The stage directions of Caryl Phillips’ Strange Fruit are long and detailed when describing the set of the Marshalls’ front room, where everything takes place. For the Bush’s revival of this play, the latest part of their Passing the Baton series reacquainting audiences with past work by artists of colour, the accoutrements of the front room (trinkets, ceramic pineapple, armchair) are laid out in a foyer display. Members of the Bush’s staff have donated family photographs to it. It’s chintzy and familiar; somehow, it even smells right.
Inside the theatre, however, Max Johns’ design strips everything down to a blue, faintly flowery-patterned carpet into which your feet promptly sink. Beaded curtains mark each entrance. There’s a square depression in the centre of the space, down two steps, like a small arena or a soft-play area. No sharp edges. It’s the front room. It’s where things are proper – everything in its place.
Strange Fruit is a play about characters struggling to find their places: in a white British society which continues to marginalise and reject them, in each others’ lives, in a past which won’t straighten out the way they’d like it to. And that central, small arena-like space is host to their circling each other, their coming to blows, and one of the more excruciating (and mercifully brief) onstage sex scenes you’re likely to see.
Rakie Ayola is fantastic as the very composed Vivien, shining in a harrowing monologue about the violence she met when she first moved her family to Britain from the Caribbean.
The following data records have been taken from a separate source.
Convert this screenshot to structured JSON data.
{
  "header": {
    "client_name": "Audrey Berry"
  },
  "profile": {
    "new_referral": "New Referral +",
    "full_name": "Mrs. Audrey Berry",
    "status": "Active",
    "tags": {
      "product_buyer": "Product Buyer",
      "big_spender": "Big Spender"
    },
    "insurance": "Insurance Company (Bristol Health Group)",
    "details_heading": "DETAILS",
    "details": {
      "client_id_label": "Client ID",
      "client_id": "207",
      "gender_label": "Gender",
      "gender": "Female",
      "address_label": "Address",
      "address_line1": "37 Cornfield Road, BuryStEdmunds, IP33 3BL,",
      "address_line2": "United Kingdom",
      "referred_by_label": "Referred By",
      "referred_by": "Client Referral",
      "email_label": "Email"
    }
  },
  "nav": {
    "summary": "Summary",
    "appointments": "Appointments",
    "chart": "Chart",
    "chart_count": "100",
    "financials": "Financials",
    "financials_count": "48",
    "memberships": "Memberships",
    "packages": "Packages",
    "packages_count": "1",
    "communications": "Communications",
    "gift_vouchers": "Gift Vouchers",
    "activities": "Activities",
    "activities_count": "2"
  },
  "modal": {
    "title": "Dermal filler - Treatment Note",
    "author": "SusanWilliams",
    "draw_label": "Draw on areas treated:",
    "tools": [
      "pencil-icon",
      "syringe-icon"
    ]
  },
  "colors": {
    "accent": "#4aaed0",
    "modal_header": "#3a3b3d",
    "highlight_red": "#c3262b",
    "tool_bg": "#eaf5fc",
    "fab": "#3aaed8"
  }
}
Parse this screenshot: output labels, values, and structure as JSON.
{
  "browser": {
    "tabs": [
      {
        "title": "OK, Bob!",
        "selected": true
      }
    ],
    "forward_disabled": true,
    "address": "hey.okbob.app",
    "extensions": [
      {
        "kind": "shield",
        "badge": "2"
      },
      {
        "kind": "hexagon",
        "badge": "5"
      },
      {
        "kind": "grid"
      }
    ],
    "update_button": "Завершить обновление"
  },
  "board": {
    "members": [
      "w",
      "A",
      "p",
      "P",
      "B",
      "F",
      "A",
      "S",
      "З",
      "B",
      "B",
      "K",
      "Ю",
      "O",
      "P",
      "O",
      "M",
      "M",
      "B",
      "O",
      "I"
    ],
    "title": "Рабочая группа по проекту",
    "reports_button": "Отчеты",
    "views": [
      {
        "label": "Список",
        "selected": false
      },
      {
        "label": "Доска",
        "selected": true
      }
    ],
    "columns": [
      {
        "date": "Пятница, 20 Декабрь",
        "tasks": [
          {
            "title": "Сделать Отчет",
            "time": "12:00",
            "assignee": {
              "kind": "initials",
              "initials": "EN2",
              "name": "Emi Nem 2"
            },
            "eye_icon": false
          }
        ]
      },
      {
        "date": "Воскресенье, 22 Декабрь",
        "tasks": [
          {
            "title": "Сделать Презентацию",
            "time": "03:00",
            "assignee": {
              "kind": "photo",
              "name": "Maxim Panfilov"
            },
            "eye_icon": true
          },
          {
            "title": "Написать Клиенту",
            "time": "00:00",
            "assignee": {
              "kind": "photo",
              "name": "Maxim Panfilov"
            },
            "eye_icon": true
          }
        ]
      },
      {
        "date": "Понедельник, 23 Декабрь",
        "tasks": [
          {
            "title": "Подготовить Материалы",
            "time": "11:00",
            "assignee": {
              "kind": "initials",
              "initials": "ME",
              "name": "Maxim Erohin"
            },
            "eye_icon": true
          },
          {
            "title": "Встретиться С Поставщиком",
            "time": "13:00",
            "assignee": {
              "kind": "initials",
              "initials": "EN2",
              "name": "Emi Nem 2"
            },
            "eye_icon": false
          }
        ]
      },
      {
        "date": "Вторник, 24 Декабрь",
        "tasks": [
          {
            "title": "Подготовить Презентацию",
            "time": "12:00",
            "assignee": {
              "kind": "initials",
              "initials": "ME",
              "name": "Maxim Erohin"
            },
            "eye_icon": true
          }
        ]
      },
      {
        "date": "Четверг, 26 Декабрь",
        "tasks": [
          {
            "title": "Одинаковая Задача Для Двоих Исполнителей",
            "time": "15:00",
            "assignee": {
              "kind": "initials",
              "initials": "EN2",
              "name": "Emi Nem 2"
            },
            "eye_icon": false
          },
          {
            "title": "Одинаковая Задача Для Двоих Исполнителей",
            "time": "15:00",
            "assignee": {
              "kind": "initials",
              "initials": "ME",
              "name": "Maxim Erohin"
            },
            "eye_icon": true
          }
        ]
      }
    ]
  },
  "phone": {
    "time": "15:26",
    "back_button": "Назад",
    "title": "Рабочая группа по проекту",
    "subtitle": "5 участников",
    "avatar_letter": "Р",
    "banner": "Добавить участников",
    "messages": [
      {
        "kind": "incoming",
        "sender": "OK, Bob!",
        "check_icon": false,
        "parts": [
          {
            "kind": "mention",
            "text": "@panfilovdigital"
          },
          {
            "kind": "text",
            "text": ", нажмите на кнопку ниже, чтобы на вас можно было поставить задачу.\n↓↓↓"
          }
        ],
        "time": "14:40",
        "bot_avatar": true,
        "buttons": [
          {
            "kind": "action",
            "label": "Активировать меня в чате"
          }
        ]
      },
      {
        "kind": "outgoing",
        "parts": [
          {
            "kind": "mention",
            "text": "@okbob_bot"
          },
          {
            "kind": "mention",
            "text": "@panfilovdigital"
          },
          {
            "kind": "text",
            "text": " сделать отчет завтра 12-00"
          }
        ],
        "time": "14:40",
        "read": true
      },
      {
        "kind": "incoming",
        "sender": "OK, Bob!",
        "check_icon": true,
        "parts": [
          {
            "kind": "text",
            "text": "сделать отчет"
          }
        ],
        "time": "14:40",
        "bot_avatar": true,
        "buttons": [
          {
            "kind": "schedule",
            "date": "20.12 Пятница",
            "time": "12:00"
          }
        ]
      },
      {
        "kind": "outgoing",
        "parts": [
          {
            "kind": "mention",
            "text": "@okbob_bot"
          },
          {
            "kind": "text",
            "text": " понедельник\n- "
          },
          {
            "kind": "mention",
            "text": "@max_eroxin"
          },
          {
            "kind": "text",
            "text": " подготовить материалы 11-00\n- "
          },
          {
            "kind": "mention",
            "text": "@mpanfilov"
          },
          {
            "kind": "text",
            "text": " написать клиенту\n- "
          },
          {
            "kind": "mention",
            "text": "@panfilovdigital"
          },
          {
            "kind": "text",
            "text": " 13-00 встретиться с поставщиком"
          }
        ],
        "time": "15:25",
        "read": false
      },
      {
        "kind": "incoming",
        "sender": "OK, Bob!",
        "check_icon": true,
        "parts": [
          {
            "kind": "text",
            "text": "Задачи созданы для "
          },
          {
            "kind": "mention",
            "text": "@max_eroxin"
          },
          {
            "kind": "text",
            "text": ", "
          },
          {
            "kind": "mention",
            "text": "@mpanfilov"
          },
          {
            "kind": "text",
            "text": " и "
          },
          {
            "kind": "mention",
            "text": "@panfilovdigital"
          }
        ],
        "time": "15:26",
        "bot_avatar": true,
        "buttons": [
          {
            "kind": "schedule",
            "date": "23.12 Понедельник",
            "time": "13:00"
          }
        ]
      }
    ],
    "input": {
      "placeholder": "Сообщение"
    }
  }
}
Her son, Errol (Jonathan Ajayi) is the problem-driver: a political activist in frantic first flush, cruel to his white girlfriend, his mother and anyone else who comes into contact with him. He bristles with self-hate; you see it in his personal violence, his fidgeting and constant undermining of others. There’s a strike on, a boycott of buying or using British goods and services (it makes me think of the Bristol Bus Boycott, but Phillips keeps it non-specific), and Errol has to believe it’ll help them change everything. Alvin (Tok Stephens) is his wryer, surer of himself older brother, returned from a first trip ‘back home’ for a funeral. He didn’t find it the victorious return to the motherland that Errol thinks he should have. Things are rarely that simple.
As Shelley, Tilly Steele is funny and sad, her arms often straight down at her sides, still addressing Vivien, a teacher, as ‘miss’. She and Errol are both still childlike in their own ways; she needs the relationship to move on, to grow up, and fast, while you see his inability to stay in it, and to treat her or his mother with any respect. Debra Michaels rounds out the cast as Vernice, a comic, compassionate counterpart to Vivien, struggling with her own daughter.
Sally Ferguson’s lighting design occasionally casts thin, very faint rainbowed bars onto the casts’ faces and the carpet; the sound design, by Xana, layers creaking over wind, as if from a ship, with steelpans, but thin and removed. Phillips’ writing is painfully accurate on the way communication sometimes becomes completely impossible within families. As the play goes on, Vivien is reduced to asking, again and again, what it is that her sons want from her, what it is that they mean by what they’ve just said. The characters are talking across each other, always slightly missing. As Vivien, Ayola tries to keep the other characters and their confrontations at a diagonal from her, with the tiny arena-space between them.
Nancy Medina’s direction is unfortunately static; with a play of this length – usually three acts, here two, but still running to three hours – and with such long scenes, the pace drags a little. Strange Fruit is a play which really does take its sweet time about these characters’ relationships, and while I like the uncanny anonymity of the set, the sense of huge space doesn’t help the tension to mount like a more cramped, fragilely filled front room might. Though Ajayi does variously loll about then burst out suddenly, much of the play passes just listening. One crucial piece of action takes place offstage, via sound effects, a bizarre enough choice that it’s almost humorous when it very much shouldn’t be. It will probably keep some harder of hearing audience members guessing as to what’s happening, when it should be immediate and awful.
Phillips’ ear for naturalistic dialogue as well as powerful, building monologues is likely as affecting now as it was when Strange Fruit premiered at the Crucible Theatre in 1981. That the Bush is giving audiences the chance to see it again or anew, with this cast, is great, despite the slight inefficiencies of this production.
Strange Fruit is on at the Bush Theatre till 27th July. More info here.